Oil climbs to highest since 2018 on demand growth, OPEC+ caution
Global benchmark Brent futures closed at $76.18 while United States West Texas Intermediate crude rose to $74.05 – the highest closes for both since October 2018.
As oil prices rise, all eyes are on the Organization of the Petroleum Exporting Countries, Russia and allies - together called OPEC+, and due to meet on July 1 to discuss further easing of their output cuts from August onwards [File: Richard Carson/Reuters]
25 Jun 2021
Oil prices climbed to their highest since October 2018 on Friday, putting both benchmarks up for a fifth week in a row on expectations that demand growth will outstrip supply and OPEC+ will be cautious in returning more crude to the market from August onwards.
Global benchmark Brent futures rose 62 cents, or 0.8 percent, to settle at $76.18 a barrel, while United States West Texas Intermediate (WTI) crude rose 75 cents, or 1.0 percent, to $74.05.
Those were the highest closes for both benchmarks since October 2018 and put both contracts up over 3 percent for the week.
“Crude prices rallied on an improving demand outlook and over expectations the market will remain tight as OPEC+ is likely to only deliver a small boost to output at the July 1st ministerial meeting,” said Edward Moya, senior market analyst at OANDA.
All eyes are on the Organization of the Petroleum Exporting Countries, Russia and allies – together called OPEC+, and due to meet on July 1 to discuss further easing of their output cuts from August.
“The producer group has ample space to boost supply without derailing the drawdown in oil stocks, given the rosier demand outlook,” said Stephen Brennock of oil broker PVM.
On the demand side, the key factors OPEC+ will have to consider are strong growth in the US, Europe and China, bolstered by coronavirus vaccine roll-outs and economies reopening, according to analysts who said this was countered by rising COVID-19 cases and outbreaks in other places.
The prospect of sanctions on Iran being lifted and more of its oil hitting the market anytime soon has dimmed, with a US official saying serious differences remain over a range of issues over Tehran’s compliance with the 2015 nuclear deal.
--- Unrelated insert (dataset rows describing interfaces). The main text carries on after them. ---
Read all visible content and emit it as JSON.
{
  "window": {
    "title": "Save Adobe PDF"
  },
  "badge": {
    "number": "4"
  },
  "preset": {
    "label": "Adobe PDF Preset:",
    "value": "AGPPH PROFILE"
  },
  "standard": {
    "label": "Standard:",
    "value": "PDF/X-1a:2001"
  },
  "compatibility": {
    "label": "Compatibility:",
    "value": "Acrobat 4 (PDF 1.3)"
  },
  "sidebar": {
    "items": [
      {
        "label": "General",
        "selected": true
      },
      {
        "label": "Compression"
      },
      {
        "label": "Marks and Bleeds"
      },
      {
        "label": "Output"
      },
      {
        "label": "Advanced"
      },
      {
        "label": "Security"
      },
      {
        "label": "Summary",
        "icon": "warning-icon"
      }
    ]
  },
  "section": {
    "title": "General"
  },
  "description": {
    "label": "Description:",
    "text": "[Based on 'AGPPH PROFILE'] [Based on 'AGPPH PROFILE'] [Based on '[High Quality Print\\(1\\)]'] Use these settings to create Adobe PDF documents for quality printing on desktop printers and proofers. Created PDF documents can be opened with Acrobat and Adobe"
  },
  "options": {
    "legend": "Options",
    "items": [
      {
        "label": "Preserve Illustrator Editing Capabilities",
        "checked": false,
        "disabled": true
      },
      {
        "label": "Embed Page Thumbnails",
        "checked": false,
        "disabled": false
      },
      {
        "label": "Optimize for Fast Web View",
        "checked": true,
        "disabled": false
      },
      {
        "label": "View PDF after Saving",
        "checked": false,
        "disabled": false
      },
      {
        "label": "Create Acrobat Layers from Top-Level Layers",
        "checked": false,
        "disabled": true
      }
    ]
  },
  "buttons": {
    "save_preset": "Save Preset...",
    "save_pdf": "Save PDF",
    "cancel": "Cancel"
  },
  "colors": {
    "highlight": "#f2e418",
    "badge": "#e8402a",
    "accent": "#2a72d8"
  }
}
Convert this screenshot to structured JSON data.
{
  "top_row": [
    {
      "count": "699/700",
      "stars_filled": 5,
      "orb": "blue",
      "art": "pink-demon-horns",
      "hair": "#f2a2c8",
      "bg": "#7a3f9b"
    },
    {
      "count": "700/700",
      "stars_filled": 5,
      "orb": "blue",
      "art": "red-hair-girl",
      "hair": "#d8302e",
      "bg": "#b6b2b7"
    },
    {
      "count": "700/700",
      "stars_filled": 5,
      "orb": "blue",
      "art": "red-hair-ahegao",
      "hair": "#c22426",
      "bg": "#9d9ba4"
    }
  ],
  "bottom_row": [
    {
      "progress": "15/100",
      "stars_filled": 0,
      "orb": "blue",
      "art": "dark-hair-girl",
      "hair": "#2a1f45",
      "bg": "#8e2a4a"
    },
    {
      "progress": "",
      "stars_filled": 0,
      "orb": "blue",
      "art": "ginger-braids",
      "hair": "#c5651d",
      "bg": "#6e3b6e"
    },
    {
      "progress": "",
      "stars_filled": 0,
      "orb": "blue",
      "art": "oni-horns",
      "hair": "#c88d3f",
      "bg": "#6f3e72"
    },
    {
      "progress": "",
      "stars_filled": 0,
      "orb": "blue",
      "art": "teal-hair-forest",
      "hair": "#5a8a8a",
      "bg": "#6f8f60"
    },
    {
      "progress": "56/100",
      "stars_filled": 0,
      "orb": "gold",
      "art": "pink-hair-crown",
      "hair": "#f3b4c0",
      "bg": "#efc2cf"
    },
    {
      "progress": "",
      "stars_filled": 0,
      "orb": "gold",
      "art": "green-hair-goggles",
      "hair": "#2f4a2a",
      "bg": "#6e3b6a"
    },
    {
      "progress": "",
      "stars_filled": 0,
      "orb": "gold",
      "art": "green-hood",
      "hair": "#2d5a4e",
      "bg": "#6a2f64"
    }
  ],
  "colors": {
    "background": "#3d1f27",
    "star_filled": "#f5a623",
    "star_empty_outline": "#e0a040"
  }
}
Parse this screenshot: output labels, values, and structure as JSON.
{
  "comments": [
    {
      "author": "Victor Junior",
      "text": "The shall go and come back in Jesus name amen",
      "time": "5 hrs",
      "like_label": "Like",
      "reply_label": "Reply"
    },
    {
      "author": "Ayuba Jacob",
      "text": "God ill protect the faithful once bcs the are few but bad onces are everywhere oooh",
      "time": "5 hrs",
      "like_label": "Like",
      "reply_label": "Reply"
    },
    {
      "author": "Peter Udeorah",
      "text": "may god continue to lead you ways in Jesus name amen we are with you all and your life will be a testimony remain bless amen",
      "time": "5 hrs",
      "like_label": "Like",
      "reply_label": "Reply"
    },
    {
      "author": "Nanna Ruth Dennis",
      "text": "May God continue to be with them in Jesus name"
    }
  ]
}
The lack of an interim agreement between the United Nations nuclear watchdog and Iran on the monitoring of atomic activities is a serious concern that has been communicated to Tehran, US Secretary of State Antony Blinken said on Friday.
Iran has not responded to the UN nuclear watchdog on extending a monitoring agreement that expired overnight, the agency said on Friday, hours after Washington warned that not prolonging it would harm efforts to revive the 2015 Iran nuclear deal.
“If an Iran agreement is not reached by July 1, we anticipate OPEC+ returning to month-by-month quota setting and announcing a modest production increase for August at its meetings next week,” analysts at ClearView Energy Partners LLC said in a report.
Meanwhile, the number of US oil rigs, an early indicator of future output, fell by one to 372 this week, according to energy services firm Baker Hughes Co. Despite that small decline, the rig count gained 13 in June – its 10th monthly rise – and increased 48 in the second quarter, its third consecutive quarterly rise.